If Mendel's appreciation of heredtary holds true then "true-breeding" individuals would each have two copies of the same allele.

Wrinkled would be ss. (two copies of same allele = homozygous)
Smooth true-breeding would be SS. (two copies of same allele = homozygous)

However, if this were to be the case, as a consequence of a cross between true-breeding round and true-breeding wrinkled seed plants, the smooth-seeded plant offspring would be Ss, and would not themselves be true-breeding parents for their own offspring, and would be considered to be heterozygous.

The actual composition of any organism's alleles for a gene is its genotype: Ss would, therefore, be a genotype.

When an individual produces gametes, its alleles separate, so that each gamete receives one member of the pair of alleles.

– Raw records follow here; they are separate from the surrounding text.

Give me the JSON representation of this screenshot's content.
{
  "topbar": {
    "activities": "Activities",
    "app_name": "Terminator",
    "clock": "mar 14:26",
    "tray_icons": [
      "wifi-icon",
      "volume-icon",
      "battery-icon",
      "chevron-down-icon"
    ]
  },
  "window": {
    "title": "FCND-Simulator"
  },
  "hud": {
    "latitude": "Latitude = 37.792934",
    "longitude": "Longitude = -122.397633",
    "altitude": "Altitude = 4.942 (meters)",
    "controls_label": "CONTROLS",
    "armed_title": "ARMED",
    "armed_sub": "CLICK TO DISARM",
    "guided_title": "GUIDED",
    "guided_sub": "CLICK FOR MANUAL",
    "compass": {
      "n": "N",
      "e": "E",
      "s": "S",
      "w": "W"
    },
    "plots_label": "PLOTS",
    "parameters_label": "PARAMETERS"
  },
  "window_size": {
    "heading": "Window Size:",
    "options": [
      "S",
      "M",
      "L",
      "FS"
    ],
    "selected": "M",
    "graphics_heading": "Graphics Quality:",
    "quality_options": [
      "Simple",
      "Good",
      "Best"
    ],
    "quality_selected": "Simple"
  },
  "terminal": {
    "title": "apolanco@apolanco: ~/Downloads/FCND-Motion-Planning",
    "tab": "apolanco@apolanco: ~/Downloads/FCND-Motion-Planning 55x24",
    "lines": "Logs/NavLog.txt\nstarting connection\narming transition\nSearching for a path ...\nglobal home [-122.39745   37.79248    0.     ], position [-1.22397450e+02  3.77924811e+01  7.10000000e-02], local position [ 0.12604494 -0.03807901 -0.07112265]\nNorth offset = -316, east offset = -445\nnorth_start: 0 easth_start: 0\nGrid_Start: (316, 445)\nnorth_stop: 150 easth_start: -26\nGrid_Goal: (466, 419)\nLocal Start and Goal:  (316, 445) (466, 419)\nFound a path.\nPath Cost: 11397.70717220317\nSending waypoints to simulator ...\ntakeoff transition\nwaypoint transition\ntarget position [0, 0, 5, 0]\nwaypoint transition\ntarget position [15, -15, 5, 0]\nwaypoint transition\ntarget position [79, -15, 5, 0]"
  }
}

Giving rise to Mendel's first law, the law of segregation.

Mendel's First Law: Two members of a gene pair segregate from each other into the gametes, whereby one half of the gametes carries one of the traits, the other half carries the other.

To analyze how this might come about a turn of the last century, Cambridge Professor (William Punnett) devised, what is now considered to be the Punnett square, which is a simple box-like device that helps us to consider all genetic combinations and can provide clarity by showing the expected frequencies of genotypes.



The Punnett square shows that the genotypes and associated ratios for a monohybrid cross are:1 SS : 2 Ss : 1 ss. even though the "phenotype" of the progeny exhibits a phenotypic ratio of (approximately) 3 smooth to 1 wrinkled.




While it is now known that a gene is a portion of the chromosome that resides at a particular site, called a locus (plural being loci).

remember, Mendel had no knowledge of this or meiosis, which nicely explains his law of segregation. (See Animation)

Mendel verified his hypothesis by performing what is now termed a test cross, which can determine the genotype (heterozygous or homozygous) of an individual that may exhibit a dominant phenotype of a given trait.

It involves crossing the "unknown" individual to a true-breeding recessive or homozygous recessive.



If the unknown is homozygous dominant for the particulat trait what is the outcome?

If the unknown is heterozygous for a given trait, approximately half the progeny will have the dominant trait and half the recessive trait.

Mendel's second law is the law of random assortment and simply states:

Mendel's Second Law: During gamete formation the segregation of one gene pair is independent of all other gene pairs

This second law describes the outcome of a dihybrid (two character) cross, or hybrid cross involving additional characters/traits.


red ball


A dihybrid is an individual that is a double heterozygote (e.g., with the genotype SsYy).
Mendel’s second law states that the Ss alleles assort into gametes completely independent of the Yy alleles.

Thus, the dihybrid, Ss Yy, produces gametes that have one allele of each gene.



In this cross, Four different gametes are possible and will be produced in equal proportions: SY, Sy, sY, and sy.

Random fertilization of gametes yields the outcome visible in the more complex Punnett square.

Note that it is now 4 x 4 table construction to accommodate 16 possible genotypes.

Filling in the table and adding the like cells reveals a 9:3:3:1 ratio of the four possible phenotypes (smooth yellow, smooth green, wrinkled yellow, and wrinkled green).